Designed by a team of Chinese and Canadian engineers, the 'Impossible' electric bike folds up and fits in your backpack.
Previous folding bicycles haven't been able to get much smaller than the size of a suitcase, and electric bicycles are often pretty heavy. The point of difference with the Impossible bike is that it weighs just 4 kg (11 pounds) and is 43 cm tall (17 inches) when folded.
"The secret to making an electric bike this small has to do with some clever design shenanigans," says Amanda Kooser at CNET. "When unfolded, the bike looks like a giant pair of weird glasses thanks to the circles-within-circles design that lets it all fold up."
Fitted with some lightweight batteries, the bike can reach speeds of up to 20 km/h for about 45 minutes on a single charge. If you're cruising slower than that, it could take you about 25 km before needing a recharge.

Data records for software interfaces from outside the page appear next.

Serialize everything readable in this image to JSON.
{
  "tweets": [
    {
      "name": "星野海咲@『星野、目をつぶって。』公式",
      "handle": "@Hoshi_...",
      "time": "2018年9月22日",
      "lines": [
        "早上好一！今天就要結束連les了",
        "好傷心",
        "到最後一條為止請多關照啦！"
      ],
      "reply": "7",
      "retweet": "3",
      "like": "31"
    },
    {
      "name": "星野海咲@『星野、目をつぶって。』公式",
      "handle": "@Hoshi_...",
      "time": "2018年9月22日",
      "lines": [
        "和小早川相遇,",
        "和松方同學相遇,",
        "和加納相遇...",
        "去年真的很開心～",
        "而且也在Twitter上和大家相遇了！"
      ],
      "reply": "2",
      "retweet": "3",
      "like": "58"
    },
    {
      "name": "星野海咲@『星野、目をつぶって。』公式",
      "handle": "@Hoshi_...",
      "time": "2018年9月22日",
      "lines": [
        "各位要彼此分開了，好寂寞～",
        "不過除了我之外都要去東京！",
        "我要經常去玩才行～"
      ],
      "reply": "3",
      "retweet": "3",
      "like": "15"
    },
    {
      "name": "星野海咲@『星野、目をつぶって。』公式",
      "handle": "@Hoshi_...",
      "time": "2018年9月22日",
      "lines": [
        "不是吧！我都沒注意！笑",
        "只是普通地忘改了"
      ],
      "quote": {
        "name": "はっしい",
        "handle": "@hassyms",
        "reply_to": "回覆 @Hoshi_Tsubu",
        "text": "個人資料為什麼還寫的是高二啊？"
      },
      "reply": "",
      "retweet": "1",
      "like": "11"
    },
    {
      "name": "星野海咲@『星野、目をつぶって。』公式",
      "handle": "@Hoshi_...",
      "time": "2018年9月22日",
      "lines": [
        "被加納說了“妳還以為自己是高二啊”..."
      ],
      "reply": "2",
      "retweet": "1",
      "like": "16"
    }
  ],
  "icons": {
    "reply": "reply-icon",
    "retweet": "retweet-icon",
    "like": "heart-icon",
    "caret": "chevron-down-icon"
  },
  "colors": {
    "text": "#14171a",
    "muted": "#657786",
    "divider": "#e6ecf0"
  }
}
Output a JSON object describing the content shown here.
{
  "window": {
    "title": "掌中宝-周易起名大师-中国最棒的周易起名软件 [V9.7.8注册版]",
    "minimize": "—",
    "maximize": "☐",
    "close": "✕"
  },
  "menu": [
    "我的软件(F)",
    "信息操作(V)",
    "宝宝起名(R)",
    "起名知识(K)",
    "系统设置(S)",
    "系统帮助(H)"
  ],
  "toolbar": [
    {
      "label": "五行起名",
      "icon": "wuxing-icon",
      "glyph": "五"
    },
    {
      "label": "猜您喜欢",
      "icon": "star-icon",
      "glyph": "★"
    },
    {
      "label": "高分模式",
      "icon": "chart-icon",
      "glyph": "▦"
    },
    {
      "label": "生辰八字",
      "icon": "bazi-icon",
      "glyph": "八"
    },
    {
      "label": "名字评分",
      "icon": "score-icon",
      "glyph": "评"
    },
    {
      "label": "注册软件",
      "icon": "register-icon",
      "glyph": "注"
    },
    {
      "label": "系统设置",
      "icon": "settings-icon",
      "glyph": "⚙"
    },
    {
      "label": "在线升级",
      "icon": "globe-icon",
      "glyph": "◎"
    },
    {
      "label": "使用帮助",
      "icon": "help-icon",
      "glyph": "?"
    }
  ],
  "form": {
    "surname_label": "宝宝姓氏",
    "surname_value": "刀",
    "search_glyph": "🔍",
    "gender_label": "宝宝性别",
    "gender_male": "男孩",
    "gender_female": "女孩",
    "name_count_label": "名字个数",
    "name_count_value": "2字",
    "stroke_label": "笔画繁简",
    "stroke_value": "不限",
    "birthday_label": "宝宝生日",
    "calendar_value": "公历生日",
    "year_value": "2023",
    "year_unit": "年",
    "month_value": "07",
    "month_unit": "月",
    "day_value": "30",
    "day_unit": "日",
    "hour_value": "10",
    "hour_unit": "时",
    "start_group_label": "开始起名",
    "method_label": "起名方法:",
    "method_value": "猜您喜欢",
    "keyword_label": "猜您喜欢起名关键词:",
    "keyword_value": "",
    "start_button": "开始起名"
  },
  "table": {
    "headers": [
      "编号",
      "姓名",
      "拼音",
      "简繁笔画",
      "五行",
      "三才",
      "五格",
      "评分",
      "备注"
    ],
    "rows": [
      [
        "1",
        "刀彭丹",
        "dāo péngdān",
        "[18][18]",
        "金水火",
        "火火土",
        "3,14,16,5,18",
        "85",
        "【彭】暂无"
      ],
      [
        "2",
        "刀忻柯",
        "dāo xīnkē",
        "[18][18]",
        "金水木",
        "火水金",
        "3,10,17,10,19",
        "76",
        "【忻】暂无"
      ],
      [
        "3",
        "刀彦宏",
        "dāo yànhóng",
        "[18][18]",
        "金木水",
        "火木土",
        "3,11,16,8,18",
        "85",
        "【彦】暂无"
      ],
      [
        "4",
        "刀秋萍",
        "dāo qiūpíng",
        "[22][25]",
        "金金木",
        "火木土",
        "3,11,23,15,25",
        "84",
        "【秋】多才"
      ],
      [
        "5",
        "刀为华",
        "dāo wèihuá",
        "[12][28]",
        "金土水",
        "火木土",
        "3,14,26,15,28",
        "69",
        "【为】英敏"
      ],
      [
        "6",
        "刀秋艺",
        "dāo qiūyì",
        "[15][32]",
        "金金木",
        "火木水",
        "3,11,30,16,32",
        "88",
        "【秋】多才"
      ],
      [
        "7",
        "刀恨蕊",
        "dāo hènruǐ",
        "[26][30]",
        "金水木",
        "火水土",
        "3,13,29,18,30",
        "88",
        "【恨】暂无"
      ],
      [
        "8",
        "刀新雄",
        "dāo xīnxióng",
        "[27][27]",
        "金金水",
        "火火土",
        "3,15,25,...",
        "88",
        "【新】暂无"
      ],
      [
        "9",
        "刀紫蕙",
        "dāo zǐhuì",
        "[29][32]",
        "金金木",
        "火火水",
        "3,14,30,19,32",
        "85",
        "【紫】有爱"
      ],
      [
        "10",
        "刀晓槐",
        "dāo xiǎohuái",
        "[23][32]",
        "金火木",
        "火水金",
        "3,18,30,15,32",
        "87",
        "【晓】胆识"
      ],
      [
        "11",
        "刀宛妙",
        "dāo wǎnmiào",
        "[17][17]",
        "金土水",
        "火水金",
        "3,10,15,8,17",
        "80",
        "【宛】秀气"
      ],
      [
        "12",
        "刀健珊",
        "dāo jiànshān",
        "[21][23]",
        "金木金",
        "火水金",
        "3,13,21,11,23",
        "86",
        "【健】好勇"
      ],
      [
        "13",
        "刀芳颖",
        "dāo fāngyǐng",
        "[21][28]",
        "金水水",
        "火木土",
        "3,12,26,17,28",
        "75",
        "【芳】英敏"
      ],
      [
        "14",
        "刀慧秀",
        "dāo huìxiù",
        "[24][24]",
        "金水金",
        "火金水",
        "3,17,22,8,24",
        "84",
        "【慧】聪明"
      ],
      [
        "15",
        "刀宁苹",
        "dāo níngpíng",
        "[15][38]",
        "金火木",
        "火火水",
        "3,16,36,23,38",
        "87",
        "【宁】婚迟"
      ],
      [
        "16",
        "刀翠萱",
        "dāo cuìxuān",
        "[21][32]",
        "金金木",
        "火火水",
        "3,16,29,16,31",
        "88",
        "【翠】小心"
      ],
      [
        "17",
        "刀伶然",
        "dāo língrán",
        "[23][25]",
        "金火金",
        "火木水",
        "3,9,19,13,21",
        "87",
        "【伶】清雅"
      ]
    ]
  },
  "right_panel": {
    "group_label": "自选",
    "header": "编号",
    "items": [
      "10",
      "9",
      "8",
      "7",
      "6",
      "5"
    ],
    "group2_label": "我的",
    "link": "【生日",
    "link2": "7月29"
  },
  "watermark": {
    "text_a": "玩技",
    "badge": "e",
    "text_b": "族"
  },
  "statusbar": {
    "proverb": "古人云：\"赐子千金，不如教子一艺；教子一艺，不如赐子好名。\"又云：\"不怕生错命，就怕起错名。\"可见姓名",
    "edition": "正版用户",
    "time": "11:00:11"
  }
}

As Kooser points out, the bike sounds pretty great, but there are still some issues that probably need to be addressed. As you'll see in the video below, the bike doesn't have any pedals or chains, so if you run out of charge, you can't just use it like a regular bike. At least you can pack it away though.

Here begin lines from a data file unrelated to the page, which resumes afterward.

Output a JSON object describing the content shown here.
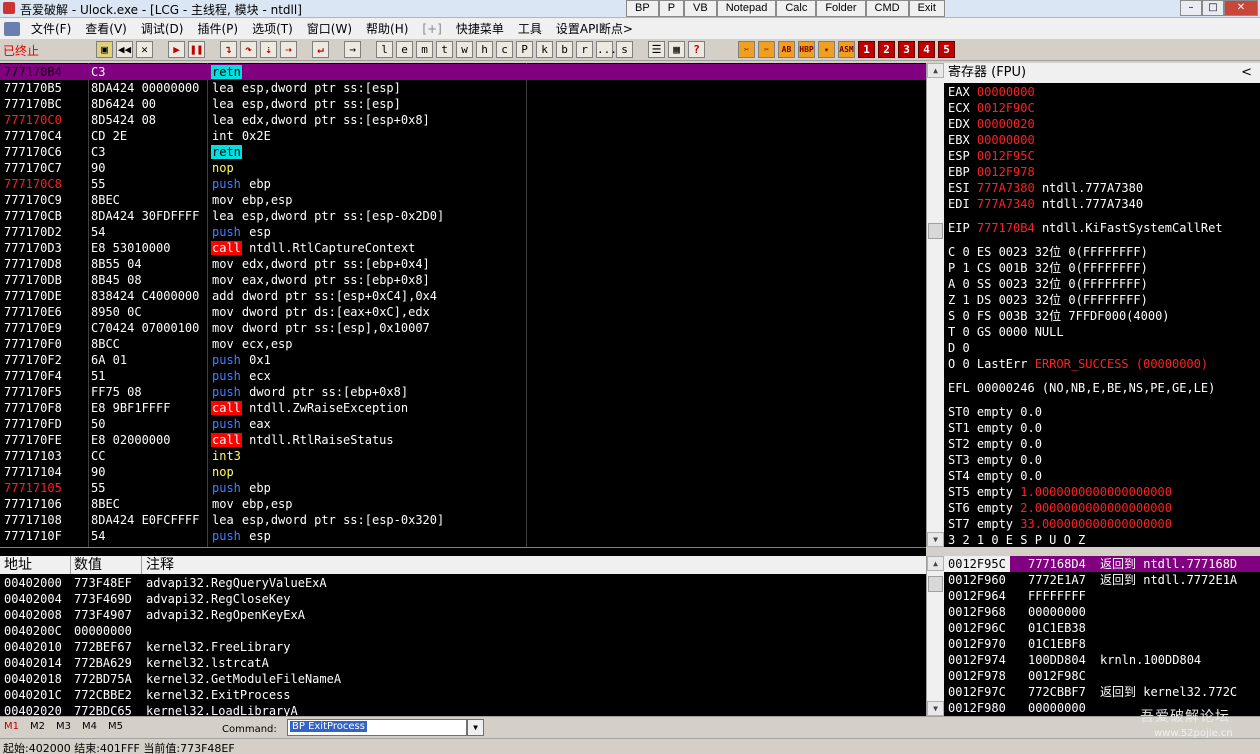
{
  "title": {
    "text": "吾爱破解 - Ulock.exe - [LCG - 主线程, 模块 - ntdll]",
    "quick_buttons": [
      "BP",
      "P",
      "VB",
      "Notepad",
      "Calc",
      "Folder",
      "CMD",
      "Exit"
    ],
    "window_controls": [
      "–",
      "□",
      "✕"
    ]
  },
  "menu": [
    "文件(F)",
    "查看(V)",
    "调试(D)",
    "插件(P)",
    "选项(T)",
    "窗口(W)",
    "帮助(H)",
    "[+]",
    "快捷菜单",
    "工具",
    "设置API断点>"
  ],
  "toolbar": {
    "status": "已终止",
    "letters": [
      "l",
      "e",
      "m",
      "t",
      "w",
      "h",
      "c",
      "P",
      "k",
      "b",
      "r",
      "...",
      "s"
    ],
    "asm_labels": [
      "HBP",
      "ASM"
    ],
    "numbers": [
      "1",
      "2",
      "3",
      "4",
      "5"
    ],
    "help": "?"
  },
  "cpu": {
    "rows": [
      {
        "addr": "777170B4",
        "hex": "C3",
        "mn": "retn",
        "ops": "",
        "mnc": "retn",
        "sel": true
      },
      {
        "addr": "777170B5",
        "hex": "8DA424 00000000",
        "mn": "lea",
        "ops": "esp,dword ptr ss:[esp]",
        "mnc": "lea"
      },
      {
        "addr": "777170BC",
        "hex": "8D6424 00",
        "mn": "lea",
        "ops": "esp,dword ptr ss:[esp]",
        "mnc": "lea"
      },
      {
        "addr": "777170C0",
        "hex": "8D5424 08",
        "mn": "lea",
        "ops": "edx,dword ptr ss:[esp+0x8]",
        "mnc": "lea",
        "red": true
      },
      {
        "addr": "777170C4",
        "hex": "CD 2E",
        "mn": "int",
        "ops": "0x2E",
        "mnc": "int"
      },
      {
        "addr": "777170C6",
        "hex": "C3",
        "mn": "retn",
        "ops": "",
        "mnc": "retn"
      },
      {
        "addr": "777170C7",
        "hex": "90",
        "mn": "nop",
        "ops": "",
        "mnc": "nop"
      },
      {
        "addr": "777170C8",
        "hex": "55",
        "mn": "push",
        "ops": "ebp",
        "mnc": "push",
        "red": true
      },
      {
        "addr": "777170C9",
        "hex": "8BEC",
        "mn": "mov",
        "ops": "ebp,esp",
        "mnc": "mov"
      },
      {
        "addr": "777170CB",
        "hex": "8DA424 30FDFFFF",
        "mn": "lea",
        "ops": "esp,dword ptr ss:[esp-0x2D0]",
        "mnc": "lea"
      },
      {
        "addr": "777170D2",
        "hex": "54",
        "mn": "push",
        "ops": "esp",
        "mnc": "push"
      },
      {
        "addr": "777170D3",
        "hex": "E8 53010000",
        "mn": "call",
        "ops": "ntdll.RtlCaptureContext",
        "mnc": "call"
      },
      {
        "addr": "777170D8",
        "hex": "8B55 04",
        "mn": "mov",
        "ops": "edx,dword ptr ss:[ebp+0x4]",
        "mnc": "mov"
      },
      {
        "addr": "777170DB",
        "hex": "8B45 08",
        "mn": "mov",
        "ops": "eax,dword ptr ss:[ebp+0x8]",
        "mnc": "mov"
      },
      {
        "addr": "777170DE",
        "hex": "838424 C4000000",
        "mn": "add",
        "ops": "dword ptr ss:[esp+0xC4],0x4",
        "mnc": "add"
      },
      {
        "addr": "777170E6",
        "hex": "8950 0C",
        "mn": "mov",
        "ops": "dword ptr ds:[eax+0xC],edx",
        "mnc": "mov"
      },
      {
        "addr": "777170E9",
        "hex": "C70424 07000100",
        "mn": "mov",
        "ops": "dword ptr ss:[esp],0x10007",
        "mnc": "mov"
      },
      {
        "addr": "777170F0",
        "hex": "8BCC",
        "mn": "mov",
        "ops": "ecx,esp",
        "mnc": "mov"
      },
      {
        "addr": "777170F2",
        "hex": "6A 01",
        "mn": "push",
        "ops": "0x1",
        "mnc": "push"
      },
      {
        "addr": "777170F4",
        "hex": "51",
        "mn": "push",
        "ops": "ecx",
        "mnc": "push"
      },
      {
        "addr": "777170F5",
        "hex": "FF75 08",
        "mn": "push",
        "ops": "dword ptr ss:[ebp+0x8]",
        "mnc": "push"
      },
      {
        "addr": "777170F8",
        "hex": "E8 9BF1FFFF",
        "mn": "call",
        "ops": "ntdll.ZwRaiseException",
        "mnc": "call"
      },
      {
        "addr": "777170FD",
        "hex": "50",
        "mn": "push",
        "ops": "eax",
        "mnc": "push"
      },
      {
        "addr": "777170FE",
        "hex": "E8 02000000",
        "mn": "call",
        "ops": "ntdll.RtlRaiseStatus",
        "mnc": "call"
      },
      {
        "addr": "77717103",
        "hex": "CC",
        "mn": "int3",
        "ops": "",
        "mnc": "int3"
      },
      {
        "addr": "77717104",
        "hex": "90",
        "mn": "nop",
        "ops": "",
        "mnc": "nop"
      },
      {
        "addr": "77717105",
        "hex": "55",
        "mn": "push",
        "ops": "ebp",
        "mnc": "push",
        "red": true
      },
      {
        "addr": "77717106",
        "hex": "8BEC",
        "mn": "mov",
        "ops": "ebp,esp",
        "mnc": "mov"
      },
      {
        "addr": "77717108",
        "hex": "8DA424 E0FCFFFF",
        "mn": "lea",
        "ops": "esp,dword ptr ss:[esp-0x320]",
        "mnc": "lea"
      },
      {
        "addr": "7771710F",
        "hex": "54",
        "mn": "push",
        "ops": "esp",
        "mnc": "push"
      }
    ]
  },
  "registers": {
    "header": "寄存器 (FPU)",
    "chevron": "<",
    "rows": [
      {
        "name": "EAX",
        "val": "00000000",
        "cmt": ""
      },
      {
        "name": "ECX",
        "val": "0012F90C",
        "cmt": ""
      },
      {
        "name": "EDX",
        "val": "00000020",
        "cmt": ""
      },
      {
        "name": "EBX",
        "val": "00000000",
        "cmt": ""
      },
      {
        "name": "ESP",
        "val": "0012F95C",
        "cmt": ""
      },
      {
        "name": "EBP",
        "val": "0012F978",
        "cmt": ""
      },
      {
        "name": "ESI",
        "val": "777A7380",
        "cmt": "ntdll.777A7380"
      },
      {
        "name": "EDI",
        "val": "777A7340",
        "cmt": "ntdll.777A7340"
      },
      {
        "name": "",
        "val": "",
        "cmt": ""
      },
      {
        "name": "EIP",
        "val": "777170B4",
        "cmt": "ntdll.KiFastSystemCallRet"
      },
      {
        "name": "",
        "val": "",
        "cmt": ""
      },
      {
        "name": "C 0  ES 0023 32位 0(FFFFFFFF)",
        "val": "",
        "cmt": ""
      },
      {
        "name": "P 1  CS 001B 32位 0(FFFFFFFF)",
        "val": "",
        "cmt": ""
      },
      {
        "name": "A 0  SS 0023 32位 0(FFFFFFFF)",
        "val": "",
        "cmt": ""
      },
      {
        "name": "Z 1  DS 0023 32位 0(FFFFFFFF)",
        "val": "",
        "cmt": ""
      },
      {
        "name": "S 0  FS 003B 32位 7FFDF000(4000)",
        "val": "",
        "cmt": ""
      },
      {
        "name": "T 0  GS 0000 NULL",
        "val": "",
        "cmt": ""
      },
      {
        "name": "D 0",
        "val": "",
        "cmt": ""
      },
      {
        "name": "O 0  LastErr",
        "val": "ERROR_SUCCESS (00000000)",
        "cmt": ""
      },
      {
        "name": "",
        "val": "",
        "cmt": ""
      },
      {
        "name": "EFL 00000246 (NO,NB,E,BE,NS,PE,GE,LE)",
        "val": "",
        "cmt": ""
      },
      {
        "name": "",
        "val": "",
        "cmt": ""
      },
      {
        "name": "ST0 empty 0.0",
        "val": "",
        "cmt": ""
      },
      {
        "name": "ST1 empty 0.0",
        "val": "",
        "cmt": ""
      },
      {
        "name": "ST2 empty 0.0",
        "val": "",
        "cmt": ""
      },
      {
        "name": "ST3 empty 0.0",
        "val": "",
        "cmt": ""
      },
      {
        "name": "ST4 empty 0.0",
        "val": "",
        "cmt": ""
      },
      {
        "name": "ST5 empty",
        "val": "1.0000000000000000000",
        "cmt": ""
      },
      {
        "name": "ST6 empty",
        "val": "2.0000000000000000000",
        "cmt": ""
      },
      {
        "name": "ST7 empty",
        "val": "33.000000000000000000",
        "cmt": ""
      },
      {
        "name": "               3 2 1 0      E S P U O Z",
        "val": "",
        "cmt": ""
      }
    ]
  },
  "dump": {
    "headers": [
      "地址",
      "数值",
      "注释"
    ],
    "rows": [
      {
        "addr": "00402000",
        "val": "773F48EF",
        "cmt": "advapi32.RegQueryValueExA"
      },
      {
        "addr": "00402004",
        "val": "773F469D",
        "cmt": "advapi32.RegCloseKey"
      },
      {
        "addr": "00402008",
        "val": "773F4907",
        "cmt": "advapi32.RegOpenKeyExA"
      },
      {
        "addr": "0040200C",
        "val": "00000000",
        "cmt": ""
      },
      {
        "addr": "00402010",
        "val": "772BEF67",
        "cmt": "kernel32.FreeLibrary"
      },
      {
        "addr": "00402014",
        "val": "772BA629",
        "cmt": "kernel32.lstrcatA"
      },
      {
        "addr": "00402018",
        "val": "772BD75A",
        "cmt": "kernel32.GetModuleFileNameA"
      },
      {
        "addr": "0040201C",
        "val": "772CBBE2",
        "cmt": "kernel32.ExitProcess"
      },
      {
        "addr": "00402020",
        "val": "772BDC65",
        "cmt": "kernel32.LoadLibraryA"
      }
    ]
  },
  "stack": {
    "rows": [
      {
        "addr": "0012F95C",
        "val": "777168D4",
        "cmt": "返回到 ntdll.777168D",
        "sel": true
      },
      {
        "addr": "0012F960",
        "val": "7772E1A7",
        "cmt": "返回到 ntdll.7772E1A"
      },
      {
        "addr": "0012F964",
        "val": "FFFFFFFF",
        "cmt": ""
      },
      {
        "addr": "0012F968",
        "val": "00000000",
        "cmt": ""
      },
      {
        "addr": "0012F96C",
        "val": "01C1EB38",
        "cmt": ""
      },
      {
        "addr": "0012F970",
        "val": "01C1EBF8",
        "cmt": ""
      },
      {
        "addr": "0012F974",
        "val": "100DD804",
        "cmt": "krnln.100DD804"
      },
      {
        "addr": "0012F978",
        "val": "0012F98C",
        "cmt": ""
      },
      {
        "addr": "0012F97C",
        "val": "772CBBF7",
        "cmt": "返回到 kernel32.772C"
      },
      {
        "addr": "0012F980",
        "val": "00000000",
        "cmt": ""
      }
    ]
  },
  "command": {
    "tabs": [
      "M1",
      "M2",
      "M3",
      "M4",
      "M5"
    ],
    "label": "Command:",
    "value": "BP ExitProcess",
    "dropdown": "▼"
  },
  "statusbar": {
    "text": "起始:402000 结束:401FFF 当前值:773F48EF"
  },
  "watermark": {
    "text": "吾爱破解论坛",
    "sub": "www.52pojie.cn"
  },
  "colors": {
    "selection": "#800080",
    "register_value": "#ff2020",
    "call_bg": "#ff0000",
    "retn_bg": "#00e0e0"
  }
}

So far, it can only support relatively light people - up to 81 kg (180 pounds) - but the creators say that's something they're working on. Plus the wheels are so tiny, there could be an issue when they're faced with anything that isn't a super-smooth road.
It's tipped to be released in August next year, and it'll cost $530.
"There's a lot about the Impossible worth getting excited about: decent price, cool design, extreme portability," says Kooser at CNET. "If the creators can answer the big lingering questions (Are there any brakes?) and deliver as expected, it could end up being a viable option for commuters looking for an easy electric way to motor around the city."
We're hoping this works out, or leads to similar, more viable designs. It's about time we started throwing some more car alternatives out there.